Description of the task:
Find the string "true" in the records. Copy every line it appears in.
═════ Dataset records
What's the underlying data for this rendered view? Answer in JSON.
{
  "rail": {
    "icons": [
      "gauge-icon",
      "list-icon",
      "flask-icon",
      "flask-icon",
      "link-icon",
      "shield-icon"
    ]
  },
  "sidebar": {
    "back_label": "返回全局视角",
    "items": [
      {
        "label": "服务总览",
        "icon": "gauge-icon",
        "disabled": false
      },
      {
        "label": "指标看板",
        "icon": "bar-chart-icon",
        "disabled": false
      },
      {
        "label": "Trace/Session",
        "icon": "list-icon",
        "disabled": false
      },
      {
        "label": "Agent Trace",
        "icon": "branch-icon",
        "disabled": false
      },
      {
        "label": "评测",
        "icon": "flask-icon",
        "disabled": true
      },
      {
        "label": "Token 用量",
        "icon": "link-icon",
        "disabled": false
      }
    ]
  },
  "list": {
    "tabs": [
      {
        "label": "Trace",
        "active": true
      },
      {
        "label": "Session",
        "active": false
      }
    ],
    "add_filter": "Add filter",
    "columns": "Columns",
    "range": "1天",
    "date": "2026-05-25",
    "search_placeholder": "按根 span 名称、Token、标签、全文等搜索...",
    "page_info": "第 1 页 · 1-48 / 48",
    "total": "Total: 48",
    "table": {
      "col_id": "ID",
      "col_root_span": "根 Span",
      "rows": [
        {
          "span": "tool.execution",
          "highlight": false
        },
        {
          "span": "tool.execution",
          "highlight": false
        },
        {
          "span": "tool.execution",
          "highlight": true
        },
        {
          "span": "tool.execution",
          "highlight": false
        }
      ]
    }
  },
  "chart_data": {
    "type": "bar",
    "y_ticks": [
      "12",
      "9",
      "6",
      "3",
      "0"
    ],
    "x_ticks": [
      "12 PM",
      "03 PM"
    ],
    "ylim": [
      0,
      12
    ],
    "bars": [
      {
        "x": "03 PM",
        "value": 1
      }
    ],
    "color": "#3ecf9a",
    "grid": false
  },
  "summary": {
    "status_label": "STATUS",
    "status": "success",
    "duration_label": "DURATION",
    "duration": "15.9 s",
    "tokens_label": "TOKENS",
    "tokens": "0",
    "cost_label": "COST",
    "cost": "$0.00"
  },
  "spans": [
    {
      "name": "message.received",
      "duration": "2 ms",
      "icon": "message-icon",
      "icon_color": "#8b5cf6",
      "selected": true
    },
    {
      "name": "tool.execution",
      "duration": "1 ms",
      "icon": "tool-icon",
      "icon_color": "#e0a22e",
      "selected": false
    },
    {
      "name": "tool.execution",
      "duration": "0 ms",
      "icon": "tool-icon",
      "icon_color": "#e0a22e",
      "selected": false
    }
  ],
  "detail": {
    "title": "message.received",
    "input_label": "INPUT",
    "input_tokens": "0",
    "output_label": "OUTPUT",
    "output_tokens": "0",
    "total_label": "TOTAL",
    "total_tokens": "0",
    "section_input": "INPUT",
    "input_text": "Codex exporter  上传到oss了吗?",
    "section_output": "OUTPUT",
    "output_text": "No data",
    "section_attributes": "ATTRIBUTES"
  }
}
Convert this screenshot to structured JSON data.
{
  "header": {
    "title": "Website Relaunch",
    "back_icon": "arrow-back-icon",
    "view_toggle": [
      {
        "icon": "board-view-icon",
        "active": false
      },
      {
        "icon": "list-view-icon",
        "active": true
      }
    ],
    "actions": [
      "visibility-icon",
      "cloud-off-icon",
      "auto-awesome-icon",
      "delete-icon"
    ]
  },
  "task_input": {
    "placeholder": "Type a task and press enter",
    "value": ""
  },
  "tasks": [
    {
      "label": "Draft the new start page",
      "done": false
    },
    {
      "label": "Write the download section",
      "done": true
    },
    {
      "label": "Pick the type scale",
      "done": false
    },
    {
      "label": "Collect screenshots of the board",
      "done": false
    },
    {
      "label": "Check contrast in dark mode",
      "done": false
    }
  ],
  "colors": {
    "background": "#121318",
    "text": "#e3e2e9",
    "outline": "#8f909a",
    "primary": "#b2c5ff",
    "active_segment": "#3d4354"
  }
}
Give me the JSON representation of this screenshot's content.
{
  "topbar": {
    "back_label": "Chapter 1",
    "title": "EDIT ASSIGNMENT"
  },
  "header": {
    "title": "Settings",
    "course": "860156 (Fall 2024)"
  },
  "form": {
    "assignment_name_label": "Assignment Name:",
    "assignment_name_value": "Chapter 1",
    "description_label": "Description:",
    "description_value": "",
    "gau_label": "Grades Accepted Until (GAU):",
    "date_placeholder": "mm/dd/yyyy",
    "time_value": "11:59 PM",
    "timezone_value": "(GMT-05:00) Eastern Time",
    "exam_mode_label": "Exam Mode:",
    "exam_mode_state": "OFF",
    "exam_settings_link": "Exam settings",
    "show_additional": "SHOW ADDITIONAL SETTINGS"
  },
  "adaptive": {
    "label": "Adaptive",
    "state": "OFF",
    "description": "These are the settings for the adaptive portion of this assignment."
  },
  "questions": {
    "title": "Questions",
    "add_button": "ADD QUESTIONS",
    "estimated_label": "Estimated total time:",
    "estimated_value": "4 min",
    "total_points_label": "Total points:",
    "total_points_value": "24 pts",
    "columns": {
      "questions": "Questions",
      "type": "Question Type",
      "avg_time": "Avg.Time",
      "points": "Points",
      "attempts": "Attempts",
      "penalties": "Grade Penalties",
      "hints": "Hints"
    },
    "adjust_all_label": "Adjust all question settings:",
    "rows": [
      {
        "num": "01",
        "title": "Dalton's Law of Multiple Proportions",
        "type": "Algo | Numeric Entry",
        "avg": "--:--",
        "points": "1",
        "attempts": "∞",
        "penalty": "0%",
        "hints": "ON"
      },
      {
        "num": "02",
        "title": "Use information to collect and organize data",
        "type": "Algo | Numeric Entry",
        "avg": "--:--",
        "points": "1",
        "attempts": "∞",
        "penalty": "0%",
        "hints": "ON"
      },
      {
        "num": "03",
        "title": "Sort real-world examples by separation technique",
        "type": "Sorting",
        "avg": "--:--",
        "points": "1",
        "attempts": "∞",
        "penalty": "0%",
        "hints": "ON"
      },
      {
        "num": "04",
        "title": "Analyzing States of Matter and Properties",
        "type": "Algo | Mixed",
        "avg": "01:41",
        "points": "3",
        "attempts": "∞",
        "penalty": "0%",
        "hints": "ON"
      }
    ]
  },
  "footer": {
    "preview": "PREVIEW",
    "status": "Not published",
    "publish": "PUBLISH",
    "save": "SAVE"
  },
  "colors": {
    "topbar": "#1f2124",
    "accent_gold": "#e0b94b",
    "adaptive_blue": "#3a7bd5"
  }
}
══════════
Answer to the problem:
        "disabled": true
        "active": true
          "highlight": true
      "selected": true
        "active": true
      "done": true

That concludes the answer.